But paradoxically the tragic view of life doesn't beget mere glumness. Instead, it teaches prudence which can be a good thing and occasionally a lifesaver. It actually inculcates a more profound appreciation of those moments of happiness and bliss, for the tragic view of life cautions us that these are not the products of will and planning, but rather mostly the result of serendipity. Those with the tragic view do not believe that everything must end in tragedy; rather, they believe that tragic endings are an ever present possibility.
As we mature we are ushered into the complexities of life. But when the willingness to accept these complexities is blunted or eliminated, maturity never arrives. Many remain in an adolescent state preferring an optimistic gloss on a simple-minded model of the world. As Thomas Homer-Dixon wrote recently:
Collectively we have been behaving like adolescents – believing we're invulnerable, living for today while ignoring tomorrow, and sneering at anything that smacks of prudence.
And, we have behaved this way when it comes to the financial legerdemain which has brought the world economy to its knees. The high priests of finance had the adolescent exuberance for trading and making money, but none of the appreciation for the hazards embedded in the complex financial instruments they were selling.
The tragic view of life teaches humility in the face of complexity. That humility is notably lacking in the world of neoclassically trained economists, the ones who run the houses of finance and public policy in nearly every Western economy. The levers and pulleys of the economy seem plainly obvious to them. And, the idea that we could fail to understand the risks we are taking with our financial system or find ourselves dangerously short of critical commodities needed to run modern society is labeled preposterous. (These economists sound a little like the adolescents Homer-Dixon describes above.)
But a deeper understanding of the complexities of a world society embedded in a vastly complex biogeochemical system called the Earth requires a more sober assessment. Homer-Dixon says in his book, "The Upside of Down," that the emphasis on efficiency over resilience in our various human systems has left us vulnerable to the multiple threats of climate change, energy depletion and biodiversity destruction.
Joseph Tainter, author of "The Collapse of Complex Societies," posits that increasing complexity in society eventually leads to diminishing and then negative returns and results in a society more vulnerable to collapse.
Jared Diamond, author of "Collapse", focuses on the environmental damage which led to the disappearance of previous societies including Greenland Norse settlements, Easter Island, the Anasazi in what is now called the American southwest, and the Mayans. Our complex relations with and dependence on the natural world give Diamond concern about the future of modern industrial civilization.
Tainter warns that previous collapses were visited on discreet societies separated by vast distances from others that continued to thrive. The next collapse, he believes, must be worldwide since we have now essentially created one planetary society tightly linked by finance, commerce, technology, and travel.
By contrast the careless optimism of the technologists and the economists is predicated on simple-minded models of society and its relationship to the natural world. We often hear the following: "We've always found substitutes for critical materials which were running out. Prices rise for the scarce commodity, and substitutes are developed and introduced." Jared Diamond would beg to differ that this is always the case. But economists' thinking doesn't include the complication of history.
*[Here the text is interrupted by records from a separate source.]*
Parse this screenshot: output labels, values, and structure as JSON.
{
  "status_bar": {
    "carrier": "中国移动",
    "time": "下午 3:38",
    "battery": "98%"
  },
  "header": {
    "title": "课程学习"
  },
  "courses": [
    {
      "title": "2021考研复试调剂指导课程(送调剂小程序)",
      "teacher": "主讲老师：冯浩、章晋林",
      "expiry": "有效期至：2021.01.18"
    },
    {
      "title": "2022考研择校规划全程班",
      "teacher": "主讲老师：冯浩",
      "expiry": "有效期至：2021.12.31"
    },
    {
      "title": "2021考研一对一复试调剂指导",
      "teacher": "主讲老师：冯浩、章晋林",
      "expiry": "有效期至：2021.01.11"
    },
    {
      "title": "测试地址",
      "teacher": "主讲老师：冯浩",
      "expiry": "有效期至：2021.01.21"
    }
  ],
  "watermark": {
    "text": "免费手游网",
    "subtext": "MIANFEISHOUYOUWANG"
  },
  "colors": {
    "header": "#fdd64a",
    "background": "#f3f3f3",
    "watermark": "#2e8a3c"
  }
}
And, for the technologists the focus is on the idea that the natural world can be engineered both to help it regain its equilibrium--geoengineering the climate is just one example--and to provide ever increasing resources from its lowest grade deposits--seawater is often invoked as a source for important minerals such as uranium.
The fact that there is currently no method of extracting uranium from seawater that gives us more energy than we expend doesn't phase the technologists. "We will figure it out," they say. "It is inevitable." Well, very few things are inevitable. In addition, the notion that we could make a mistake in trying to engineer something as complex and poorly understood as world climate and thereby create worse problems barely enters their heads. It is hubris borne of simplistic thinking.
It is not the role of those who adopt the tragic view of life merely to predict tragedy. Tragedies, by definition, will continue to occur no matter what we do. Instead, these prudent thinkers are busy identifying trends that could possibly be forestalled and reversed so as to prevent tragic consequences.
But it takes a tragic view of life to imagine such scenarios in the first place. The simpleminded optimists can dazzle us only so long as they are lucky and skirt tragic failures. Their triumphs--at least so far as population and economic growth are concerned--have gone on for a very long time. But the debt that is building up in the natural world in the form of resource depletion, climate change, pollution and destruction of biodiversity and also in society in the form of overoptimized systems vulnerable to breakdown, can only be appreciated by those who seek to understand complex systems. Also required is the humility to accept that we will never fully understand such systems and must therefore act with a very wide margin of safety.
There are still opportunities to prevent societal collapse, the complexity theorists believe. But without swift and thoroughgoing changes in our current practices and priorities, we may all too soon suffer the fate of many societies before us, but on a scale never before seen.